WHEN I read the Rev Sandy Fraser’s defence (Perspective, 26 July) of the legally required placements for Church of Scotland nominees on our elected local authority election committees I think that I heard a cock crowing for the second time in a week.

On the earlier occasion, on BBC radio, and in his letter, leading Church of Scotland representatives outlined the undoubted virtues of these Church representatives on the committees.

But there was no word of Jesus Christ and his message – the fundamental justifications for the existence and activities of the Church – in the work of these ­representatives.

If education committees of elected councillors want to supplement their numbers with people of the qualities outlined by the Rev Fraser, they could find them by open public competition, not by restricting the positions to nominees designated by two specified religious denominations and other Christians.

The denial of Christianity in these defences of religious privilege can only heighten concerns about a hidden ­religious agenda in the work of these religious nominees on education committees, particularly when they use language which suggests a lack of confidence in our elected representatives.

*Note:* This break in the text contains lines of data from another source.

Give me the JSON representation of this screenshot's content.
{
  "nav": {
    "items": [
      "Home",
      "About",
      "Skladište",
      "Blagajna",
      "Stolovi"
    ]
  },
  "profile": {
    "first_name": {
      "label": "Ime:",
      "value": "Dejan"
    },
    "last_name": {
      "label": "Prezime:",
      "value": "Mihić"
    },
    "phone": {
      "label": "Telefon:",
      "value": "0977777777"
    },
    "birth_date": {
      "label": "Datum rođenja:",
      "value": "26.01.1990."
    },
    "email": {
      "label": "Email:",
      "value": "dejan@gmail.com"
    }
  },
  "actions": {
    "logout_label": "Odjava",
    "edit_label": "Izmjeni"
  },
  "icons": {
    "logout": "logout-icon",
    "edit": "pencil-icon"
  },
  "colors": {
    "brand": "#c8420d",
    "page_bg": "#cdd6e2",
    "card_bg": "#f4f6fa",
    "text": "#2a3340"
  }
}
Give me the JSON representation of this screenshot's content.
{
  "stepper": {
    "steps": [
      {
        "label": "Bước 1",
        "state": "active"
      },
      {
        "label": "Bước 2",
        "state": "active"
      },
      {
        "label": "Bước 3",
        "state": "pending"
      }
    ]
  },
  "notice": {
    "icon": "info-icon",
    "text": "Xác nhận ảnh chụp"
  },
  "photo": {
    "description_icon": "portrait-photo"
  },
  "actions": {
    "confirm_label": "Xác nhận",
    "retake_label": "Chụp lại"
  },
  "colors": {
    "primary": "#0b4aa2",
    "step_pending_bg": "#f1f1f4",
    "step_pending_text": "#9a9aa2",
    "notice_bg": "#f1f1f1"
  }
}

There is, additionally, no repudiation of the claim in Church of Scotland papers for the Annual Assembly that Church representatives “hold the balance of power” on 19 of Scotland’s 32 local authority education committees.

As to the claimed religious diversity of these representatives, the Edinburgh Secular Society has demonstrated that 95 per cent of them are Christian, whereas Christians only take 75 per cent of the time in the Scottish Parliament’s Time for Reflection and recent survey data suggests that only about half the population now identify with that faith. Humanists are also excluded from ­involvement in these committee roles since they have no place of worship.

The present arrangements do not produce representatives who reflect the diversity of contemporary Scotland.

Norman Bonney

Edinburgh


I SHARE the concern of Gary McLelland (Letters, 26 July) about the state of Scottish ­education and the way that the whole system is run.

However, it seems as though the Edinburgh Secular Society is unaware of the historical and legal reasons for religious representatives being on education ­committees.

The current arrangement exists because the churches handed over their schools to the state on the understanding that the schools would be divided into Roman Catholic and non-denominational, not non-Christian.

As part of that arrangement the churches were granted representation on local council education ­committees.

Secularists like Mr McLelland wish to change that, and to do so on the basis that church membership in Scotland is falling. I find this somewhat ironic given that the Edinburgh Secular Society and other secular societies have a membership that can be measured in hundreds, whilst the churches have hundreds of thousands.

As previously mentioned (Letters, 25 July), why should the unelected handful of members of the Edinburgh Secular Society dictate to the rest of the population what type of education system we should have?

The mistake that secularists are making is to assume that their secularist position is de facto the only true and neutral one.

This is a position that is as fundamentalist as any that the most extreme religious fundamentalists offer.
If the secularists want to ­renege on the current agreement then perhaps it is time to let the churches run their own schools again.

Then parents will have a real choice.

Gordon Bell

Communications officer

Free Church of Scotland

The Mound 

Edinburgh